The main feature of the complex at Borteyman will be a 1,000-capacity aquatics centre, featuring a 10-lane competition and eight-lane warm-up pool.
A multi-purpose sports hall with a capacity of 10,000 will also be built and used to stage badminton, basketball, boxing, table tennis and weightlifting, along with a 500-seat temporary dome to host handball, judo, karate, taekwondo and volleyball.
A tennis centre with five courts, including a 1,000-capacity centre court, a six-lane warm-up athletics track, and a FIFA standard football training field are also due to be included as part of the new complex.
President Aufo-Addo said that hosting the African Games had been an ambition of Ghana since they were first held in 1965.

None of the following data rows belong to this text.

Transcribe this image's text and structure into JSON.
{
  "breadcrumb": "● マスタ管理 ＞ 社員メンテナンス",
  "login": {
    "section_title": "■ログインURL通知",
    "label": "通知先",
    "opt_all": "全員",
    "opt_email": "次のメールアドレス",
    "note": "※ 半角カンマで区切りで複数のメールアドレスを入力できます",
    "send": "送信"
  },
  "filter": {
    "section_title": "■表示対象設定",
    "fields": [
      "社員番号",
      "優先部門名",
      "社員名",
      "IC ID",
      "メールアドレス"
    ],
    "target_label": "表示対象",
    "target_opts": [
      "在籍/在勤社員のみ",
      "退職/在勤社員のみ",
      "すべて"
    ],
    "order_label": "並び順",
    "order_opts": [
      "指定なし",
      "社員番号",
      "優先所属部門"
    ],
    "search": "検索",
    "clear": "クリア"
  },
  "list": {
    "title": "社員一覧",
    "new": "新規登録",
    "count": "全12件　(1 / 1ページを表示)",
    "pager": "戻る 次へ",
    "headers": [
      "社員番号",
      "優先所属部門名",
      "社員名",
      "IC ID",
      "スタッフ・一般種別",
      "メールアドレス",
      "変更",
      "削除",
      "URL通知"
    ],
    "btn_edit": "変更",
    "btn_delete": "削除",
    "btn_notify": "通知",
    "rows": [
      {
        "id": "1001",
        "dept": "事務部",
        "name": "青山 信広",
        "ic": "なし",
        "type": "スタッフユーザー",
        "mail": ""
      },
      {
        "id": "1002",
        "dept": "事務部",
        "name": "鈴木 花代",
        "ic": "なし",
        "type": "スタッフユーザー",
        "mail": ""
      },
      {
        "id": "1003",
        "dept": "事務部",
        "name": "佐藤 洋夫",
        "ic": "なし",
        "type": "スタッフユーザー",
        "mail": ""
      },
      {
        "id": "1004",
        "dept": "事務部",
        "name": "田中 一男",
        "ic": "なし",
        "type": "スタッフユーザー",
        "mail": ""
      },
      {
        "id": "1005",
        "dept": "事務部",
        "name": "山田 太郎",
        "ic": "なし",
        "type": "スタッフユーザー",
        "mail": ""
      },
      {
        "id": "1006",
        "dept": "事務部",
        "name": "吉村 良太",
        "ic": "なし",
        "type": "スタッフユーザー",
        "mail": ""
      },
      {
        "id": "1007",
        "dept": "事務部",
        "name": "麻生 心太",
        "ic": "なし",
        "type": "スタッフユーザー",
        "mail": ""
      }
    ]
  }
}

“It is in light of this that I instructed the Ministry of Youth and Sports, on 8th May 2018, to prepare, bid and win the hosting rights of the 13th African Games,” he said at the special ceremony.
“At the meeting of the African Union’s Specialised Technical Committee on Youth, Culture and Sports in Algiers, capital of the People’s Democratic Republic of Algeria, on Thursday, 25th October 2018, our bid was endorsed, and Ghana was officially declared host of the 13th edition of the Games.
“COVID-19 notwithstanding, I am confident that Ghana will organise the best ever African Games in history.
“With the Government determined to bring back the glory days of Ghanaian sports, in athletics, boxing, football and table tennis, the provision of the requisite infrastructure, to this end is critical if our nation is to regain its pride of place in sports on the continent and in the world.
“Hosting the 13th African Games will afford Ghana the opportunity to address capacity deficiencies, by providing the relevant human resource capacity to run and manage sports in Ghana.
“Most importantly, this will give us state-of-the-art sporting facilities, that will support the development of sports.”
COVID-19 has delayed preparations by at least a year and President Akufo-Addo revealed that as well as building the new facilities, existing venues in Accra would be upgraded.
Earlier government’s plans to construct all the venues on this 100-acre plot of land, released to the Ministry of Youth and Sports by the University of Ghana, including a 50,000-capacity Olympic Stadium to host the Ceremonies, athletics and football, have had to be scrapped due to the pandemic.
“In place of the Olympic Stadium Complex here at Borteyman, the University of Ghana Sports Stadium, which was abandoned during the eight years of NDC (National Democratic Congress) rule from 2009 to 2017, will be upgraded to international standards for some events for the African Games,” he announced.
He claimed that Ghana would avoid the mistake of other countries and not allow the facilities to become white elephants.
“That is why the model we have adopted for this Games is a framework of the Ministry of Youth and Sports, the University of Ghana and the University for Development Studies, to be involved in managing and maintaining the facilities to ensure sustainability and continuity,” he announced.
“For us, these are the best legacies for the Games to justify the total investment of $195 million (£141 million/€164 million) and ensure sustainability well into the future.
“I assure the African Union that Ghana is ready, willing and able to host the most successful and most memorable of African Games,” he said.
Ghana was awarded the Games in October 2018 and more than 5,000 athletes from over 50 countries are expected to compete.
Final dates and sports are still to be announced for the event.